▶ [WORK TO BE COMPLETED]: Going through the data below, copy out each line where the word "group" shows up.
***** RECORDED INFORMATION
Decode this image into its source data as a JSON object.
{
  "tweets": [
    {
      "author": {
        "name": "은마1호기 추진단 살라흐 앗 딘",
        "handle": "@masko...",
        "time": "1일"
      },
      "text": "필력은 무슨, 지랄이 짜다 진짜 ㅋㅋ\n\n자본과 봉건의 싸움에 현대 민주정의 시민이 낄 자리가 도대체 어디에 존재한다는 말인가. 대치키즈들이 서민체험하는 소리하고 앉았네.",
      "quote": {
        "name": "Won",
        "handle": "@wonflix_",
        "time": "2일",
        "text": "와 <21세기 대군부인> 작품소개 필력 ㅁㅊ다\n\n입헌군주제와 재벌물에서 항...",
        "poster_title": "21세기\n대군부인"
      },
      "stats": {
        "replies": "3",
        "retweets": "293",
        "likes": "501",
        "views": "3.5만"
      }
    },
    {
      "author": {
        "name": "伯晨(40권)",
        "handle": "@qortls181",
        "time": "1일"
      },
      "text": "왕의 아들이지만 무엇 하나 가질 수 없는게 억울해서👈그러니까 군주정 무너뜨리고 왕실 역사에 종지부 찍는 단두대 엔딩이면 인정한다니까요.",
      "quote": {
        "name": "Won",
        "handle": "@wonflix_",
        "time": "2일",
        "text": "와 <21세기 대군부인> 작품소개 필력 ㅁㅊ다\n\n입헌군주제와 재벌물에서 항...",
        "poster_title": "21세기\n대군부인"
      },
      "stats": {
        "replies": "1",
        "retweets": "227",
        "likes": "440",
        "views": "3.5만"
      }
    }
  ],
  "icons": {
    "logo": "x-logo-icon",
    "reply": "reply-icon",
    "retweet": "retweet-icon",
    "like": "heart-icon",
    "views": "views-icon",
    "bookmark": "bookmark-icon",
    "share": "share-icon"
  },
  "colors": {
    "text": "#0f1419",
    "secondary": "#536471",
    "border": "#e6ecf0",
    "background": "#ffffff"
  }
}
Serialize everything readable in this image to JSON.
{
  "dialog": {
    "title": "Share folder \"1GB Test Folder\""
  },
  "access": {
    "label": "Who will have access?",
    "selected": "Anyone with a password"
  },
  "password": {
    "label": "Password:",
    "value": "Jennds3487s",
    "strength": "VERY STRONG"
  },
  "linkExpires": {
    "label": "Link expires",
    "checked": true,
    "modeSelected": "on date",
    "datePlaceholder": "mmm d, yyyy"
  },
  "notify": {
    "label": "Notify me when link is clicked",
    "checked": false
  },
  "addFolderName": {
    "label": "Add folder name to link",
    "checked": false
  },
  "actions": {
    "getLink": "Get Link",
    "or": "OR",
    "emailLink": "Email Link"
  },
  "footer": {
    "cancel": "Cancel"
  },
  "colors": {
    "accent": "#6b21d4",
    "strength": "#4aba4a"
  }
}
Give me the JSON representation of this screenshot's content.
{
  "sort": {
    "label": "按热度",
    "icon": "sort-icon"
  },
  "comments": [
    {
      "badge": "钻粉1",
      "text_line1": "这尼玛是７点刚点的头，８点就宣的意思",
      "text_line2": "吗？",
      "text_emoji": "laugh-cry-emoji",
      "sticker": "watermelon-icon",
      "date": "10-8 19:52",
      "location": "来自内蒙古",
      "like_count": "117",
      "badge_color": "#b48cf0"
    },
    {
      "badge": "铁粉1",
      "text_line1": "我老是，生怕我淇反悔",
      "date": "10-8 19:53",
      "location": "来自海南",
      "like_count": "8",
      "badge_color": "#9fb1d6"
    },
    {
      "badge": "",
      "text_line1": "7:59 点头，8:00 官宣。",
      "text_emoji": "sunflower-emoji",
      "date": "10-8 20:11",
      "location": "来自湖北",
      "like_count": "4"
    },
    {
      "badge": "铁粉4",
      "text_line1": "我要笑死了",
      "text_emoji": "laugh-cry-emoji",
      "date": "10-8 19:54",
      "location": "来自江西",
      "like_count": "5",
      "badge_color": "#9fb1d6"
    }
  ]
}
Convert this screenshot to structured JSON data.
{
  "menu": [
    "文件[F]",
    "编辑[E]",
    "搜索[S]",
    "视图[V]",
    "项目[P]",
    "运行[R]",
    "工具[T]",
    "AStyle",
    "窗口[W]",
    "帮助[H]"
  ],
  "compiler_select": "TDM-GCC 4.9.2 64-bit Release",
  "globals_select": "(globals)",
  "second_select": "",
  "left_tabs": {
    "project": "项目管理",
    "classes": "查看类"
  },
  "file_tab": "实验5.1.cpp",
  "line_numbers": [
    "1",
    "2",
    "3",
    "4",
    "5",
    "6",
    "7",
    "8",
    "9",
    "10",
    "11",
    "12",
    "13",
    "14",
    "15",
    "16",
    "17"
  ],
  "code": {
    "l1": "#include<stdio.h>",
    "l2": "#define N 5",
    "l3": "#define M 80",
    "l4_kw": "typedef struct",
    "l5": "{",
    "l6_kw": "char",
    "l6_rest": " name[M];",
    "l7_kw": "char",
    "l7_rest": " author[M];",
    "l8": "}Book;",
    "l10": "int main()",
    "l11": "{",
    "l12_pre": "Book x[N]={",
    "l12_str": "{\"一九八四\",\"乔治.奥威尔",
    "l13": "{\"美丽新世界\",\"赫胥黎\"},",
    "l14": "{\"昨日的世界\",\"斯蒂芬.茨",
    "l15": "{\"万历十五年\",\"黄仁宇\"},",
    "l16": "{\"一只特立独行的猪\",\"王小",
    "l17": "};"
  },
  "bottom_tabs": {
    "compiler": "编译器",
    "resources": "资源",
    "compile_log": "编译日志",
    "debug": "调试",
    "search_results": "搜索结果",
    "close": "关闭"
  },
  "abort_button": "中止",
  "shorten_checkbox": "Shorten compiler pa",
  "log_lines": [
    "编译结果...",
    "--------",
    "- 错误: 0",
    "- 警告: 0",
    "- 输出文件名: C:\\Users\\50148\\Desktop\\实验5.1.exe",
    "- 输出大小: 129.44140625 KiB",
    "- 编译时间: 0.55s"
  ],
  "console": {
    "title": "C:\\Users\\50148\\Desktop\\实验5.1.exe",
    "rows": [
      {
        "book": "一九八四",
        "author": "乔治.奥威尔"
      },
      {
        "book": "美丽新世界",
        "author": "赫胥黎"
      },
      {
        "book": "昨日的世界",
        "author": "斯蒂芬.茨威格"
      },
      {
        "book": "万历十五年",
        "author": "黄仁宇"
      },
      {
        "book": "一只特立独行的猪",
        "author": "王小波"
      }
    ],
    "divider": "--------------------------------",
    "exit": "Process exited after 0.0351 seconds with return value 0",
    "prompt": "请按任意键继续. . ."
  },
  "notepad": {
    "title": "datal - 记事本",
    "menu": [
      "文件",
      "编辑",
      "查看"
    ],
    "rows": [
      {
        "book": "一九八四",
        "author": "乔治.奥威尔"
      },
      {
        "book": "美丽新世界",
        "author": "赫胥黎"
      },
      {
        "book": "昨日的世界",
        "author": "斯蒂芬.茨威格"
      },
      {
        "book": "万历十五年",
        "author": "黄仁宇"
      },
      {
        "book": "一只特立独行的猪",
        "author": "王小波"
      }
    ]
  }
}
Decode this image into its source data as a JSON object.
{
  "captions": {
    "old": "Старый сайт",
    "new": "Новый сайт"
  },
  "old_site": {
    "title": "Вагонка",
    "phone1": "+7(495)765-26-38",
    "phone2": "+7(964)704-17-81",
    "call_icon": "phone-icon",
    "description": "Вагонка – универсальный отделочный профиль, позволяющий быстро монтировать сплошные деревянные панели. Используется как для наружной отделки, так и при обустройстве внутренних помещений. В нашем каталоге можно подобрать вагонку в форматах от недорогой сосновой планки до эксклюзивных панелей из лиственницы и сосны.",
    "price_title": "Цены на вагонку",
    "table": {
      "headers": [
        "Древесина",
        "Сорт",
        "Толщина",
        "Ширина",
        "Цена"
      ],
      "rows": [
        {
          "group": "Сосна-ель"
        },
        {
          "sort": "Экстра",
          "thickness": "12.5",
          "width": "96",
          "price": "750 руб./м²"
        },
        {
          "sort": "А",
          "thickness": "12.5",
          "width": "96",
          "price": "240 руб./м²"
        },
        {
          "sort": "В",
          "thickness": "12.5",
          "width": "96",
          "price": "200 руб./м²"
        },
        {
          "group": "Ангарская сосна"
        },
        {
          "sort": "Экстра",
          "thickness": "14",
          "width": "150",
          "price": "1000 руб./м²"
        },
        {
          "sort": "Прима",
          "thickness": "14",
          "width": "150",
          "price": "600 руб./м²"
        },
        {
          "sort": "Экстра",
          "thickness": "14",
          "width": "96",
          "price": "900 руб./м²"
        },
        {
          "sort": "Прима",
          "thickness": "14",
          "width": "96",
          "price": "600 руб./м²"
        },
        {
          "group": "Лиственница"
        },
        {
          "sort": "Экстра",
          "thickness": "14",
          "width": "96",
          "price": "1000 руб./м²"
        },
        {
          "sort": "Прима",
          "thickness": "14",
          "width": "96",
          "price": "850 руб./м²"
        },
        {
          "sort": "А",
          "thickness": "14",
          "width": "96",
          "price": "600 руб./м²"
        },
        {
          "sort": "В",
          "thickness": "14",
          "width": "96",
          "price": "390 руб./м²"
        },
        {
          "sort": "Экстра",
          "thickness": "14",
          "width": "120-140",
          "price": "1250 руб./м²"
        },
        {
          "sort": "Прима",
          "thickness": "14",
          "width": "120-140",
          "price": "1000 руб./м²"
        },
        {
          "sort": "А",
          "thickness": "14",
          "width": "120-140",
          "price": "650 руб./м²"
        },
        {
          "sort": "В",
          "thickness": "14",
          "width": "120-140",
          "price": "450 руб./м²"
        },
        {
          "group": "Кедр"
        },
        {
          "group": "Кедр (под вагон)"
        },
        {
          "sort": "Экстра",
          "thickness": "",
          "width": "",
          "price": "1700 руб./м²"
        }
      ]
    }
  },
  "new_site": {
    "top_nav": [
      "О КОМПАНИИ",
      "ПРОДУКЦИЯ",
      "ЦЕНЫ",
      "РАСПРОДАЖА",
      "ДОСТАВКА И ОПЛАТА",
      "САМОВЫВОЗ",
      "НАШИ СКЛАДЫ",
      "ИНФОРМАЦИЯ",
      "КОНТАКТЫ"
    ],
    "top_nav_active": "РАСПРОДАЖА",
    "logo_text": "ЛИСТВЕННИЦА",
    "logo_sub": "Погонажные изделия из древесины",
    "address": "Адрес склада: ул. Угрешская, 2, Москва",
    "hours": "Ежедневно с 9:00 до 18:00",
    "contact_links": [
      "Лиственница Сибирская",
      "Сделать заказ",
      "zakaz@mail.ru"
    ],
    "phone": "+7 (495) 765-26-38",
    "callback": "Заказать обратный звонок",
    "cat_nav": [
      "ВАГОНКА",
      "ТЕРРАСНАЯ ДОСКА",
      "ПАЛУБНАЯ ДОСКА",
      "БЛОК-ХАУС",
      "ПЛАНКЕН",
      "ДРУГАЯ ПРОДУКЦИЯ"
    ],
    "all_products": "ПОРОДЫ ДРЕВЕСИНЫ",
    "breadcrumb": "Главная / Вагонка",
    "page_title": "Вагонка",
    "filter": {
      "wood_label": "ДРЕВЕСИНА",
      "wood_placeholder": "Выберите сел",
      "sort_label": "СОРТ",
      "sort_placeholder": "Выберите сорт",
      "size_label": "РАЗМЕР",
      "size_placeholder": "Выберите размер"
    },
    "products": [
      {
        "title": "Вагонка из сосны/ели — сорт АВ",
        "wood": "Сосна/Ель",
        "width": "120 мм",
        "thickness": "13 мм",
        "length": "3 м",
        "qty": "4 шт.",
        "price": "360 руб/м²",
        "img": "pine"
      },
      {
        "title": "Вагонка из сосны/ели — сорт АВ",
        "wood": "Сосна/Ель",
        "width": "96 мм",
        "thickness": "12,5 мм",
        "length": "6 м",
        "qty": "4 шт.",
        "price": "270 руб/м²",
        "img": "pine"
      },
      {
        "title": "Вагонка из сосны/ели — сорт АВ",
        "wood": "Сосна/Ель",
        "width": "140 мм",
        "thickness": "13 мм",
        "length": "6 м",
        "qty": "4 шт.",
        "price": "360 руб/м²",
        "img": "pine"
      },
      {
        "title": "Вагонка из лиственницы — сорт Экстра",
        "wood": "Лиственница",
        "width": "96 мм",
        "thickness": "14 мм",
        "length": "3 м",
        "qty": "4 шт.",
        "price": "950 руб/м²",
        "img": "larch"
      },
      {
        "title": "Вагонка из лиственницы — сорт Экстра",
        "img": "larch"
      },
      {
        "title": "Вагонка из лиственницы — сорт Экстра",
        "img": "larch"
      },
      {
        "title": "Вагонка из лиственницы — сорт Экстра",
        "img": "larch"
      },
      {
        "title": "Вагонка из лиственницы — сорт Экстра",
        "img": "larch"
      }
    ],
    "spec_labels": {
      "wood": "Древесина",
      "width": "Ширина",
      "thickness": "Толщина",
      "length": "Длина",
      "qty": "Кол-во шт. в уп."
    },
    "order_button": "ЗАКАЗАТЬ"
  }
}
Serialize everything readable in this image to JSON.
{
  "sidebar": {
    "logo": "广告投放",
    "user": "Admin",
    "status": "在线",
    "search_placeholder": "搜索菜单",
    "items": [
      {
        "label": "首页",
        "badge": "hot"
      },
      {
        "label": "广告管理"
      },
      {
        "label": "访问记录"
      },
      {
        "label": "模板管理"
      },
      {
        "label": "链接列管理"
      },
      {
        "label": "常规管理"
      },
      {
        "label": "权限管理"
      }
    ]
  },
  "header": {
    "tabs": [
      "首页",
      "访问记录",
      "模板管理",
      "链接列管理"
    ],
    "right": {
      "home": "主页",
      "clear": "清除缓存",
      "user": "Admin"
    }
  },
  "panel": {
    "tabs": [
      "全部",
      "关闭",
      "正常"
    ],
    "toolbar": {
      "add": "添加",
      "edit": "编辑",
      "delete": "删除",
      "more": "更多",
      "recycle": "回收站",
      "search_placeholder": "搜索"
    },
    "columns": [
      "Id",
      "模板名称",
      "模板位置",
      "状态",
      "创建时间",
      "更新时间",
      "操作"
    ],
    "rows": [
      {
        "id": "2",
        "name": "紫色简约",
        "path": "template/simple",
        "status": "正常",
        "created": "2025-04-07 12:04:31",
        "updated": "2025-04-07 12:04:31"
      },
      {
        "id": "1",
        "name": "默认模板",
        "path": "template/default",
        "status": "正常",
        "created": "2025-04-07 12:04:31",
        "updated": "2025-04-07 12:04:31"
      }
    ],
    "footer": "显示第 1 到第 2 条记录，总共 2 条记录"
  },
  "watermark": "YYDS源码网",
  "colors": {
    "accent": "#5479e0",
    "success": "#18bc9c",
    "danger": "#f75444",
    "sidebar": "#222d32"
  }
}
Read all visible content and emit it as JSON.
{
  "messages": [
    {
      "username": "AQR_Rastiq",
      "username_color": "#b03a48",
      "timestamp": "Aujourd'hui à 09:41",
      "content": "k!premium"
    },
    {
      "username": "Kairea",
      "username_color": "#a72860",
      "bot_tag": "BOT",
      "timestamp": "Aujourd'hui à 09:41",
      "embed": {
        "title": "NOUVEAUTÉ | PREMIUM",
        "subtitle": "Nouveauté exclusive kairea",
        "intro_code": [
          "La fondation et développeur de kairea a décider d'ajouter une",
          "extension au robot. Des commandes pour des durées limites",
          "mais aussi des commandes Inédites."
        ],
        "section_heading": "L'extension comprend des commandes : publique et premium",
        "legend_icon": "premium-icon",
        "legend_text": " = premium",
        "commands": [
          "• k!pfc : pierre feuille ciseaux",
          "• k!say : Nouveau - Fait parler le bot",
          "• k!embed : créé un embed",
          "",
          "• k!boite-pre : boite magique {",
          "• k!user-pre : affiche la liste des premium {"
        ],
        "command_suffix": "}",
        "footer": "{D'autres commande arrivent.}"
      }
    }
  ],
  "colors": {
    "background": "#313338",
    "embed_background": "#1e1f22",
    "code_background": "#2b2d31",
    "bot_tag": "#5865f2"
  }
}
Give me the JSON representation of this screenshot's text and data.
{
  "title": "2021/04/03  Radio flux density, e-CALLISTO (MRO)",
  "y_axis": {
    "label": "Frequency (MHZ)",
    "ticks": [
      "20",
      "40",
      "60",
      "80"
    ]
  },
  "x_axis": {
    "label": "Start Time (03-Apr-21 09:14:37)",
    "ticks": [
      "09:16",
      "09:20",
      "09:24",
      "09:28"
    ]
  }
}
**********
▶ [THE ANSWER]:
          "group": "Сосна-ель"
          "group": "Ангарская сосна"
          "group": "Лиственница"
          "group": "Кедр"
          "group": "Кедр (под вагон)"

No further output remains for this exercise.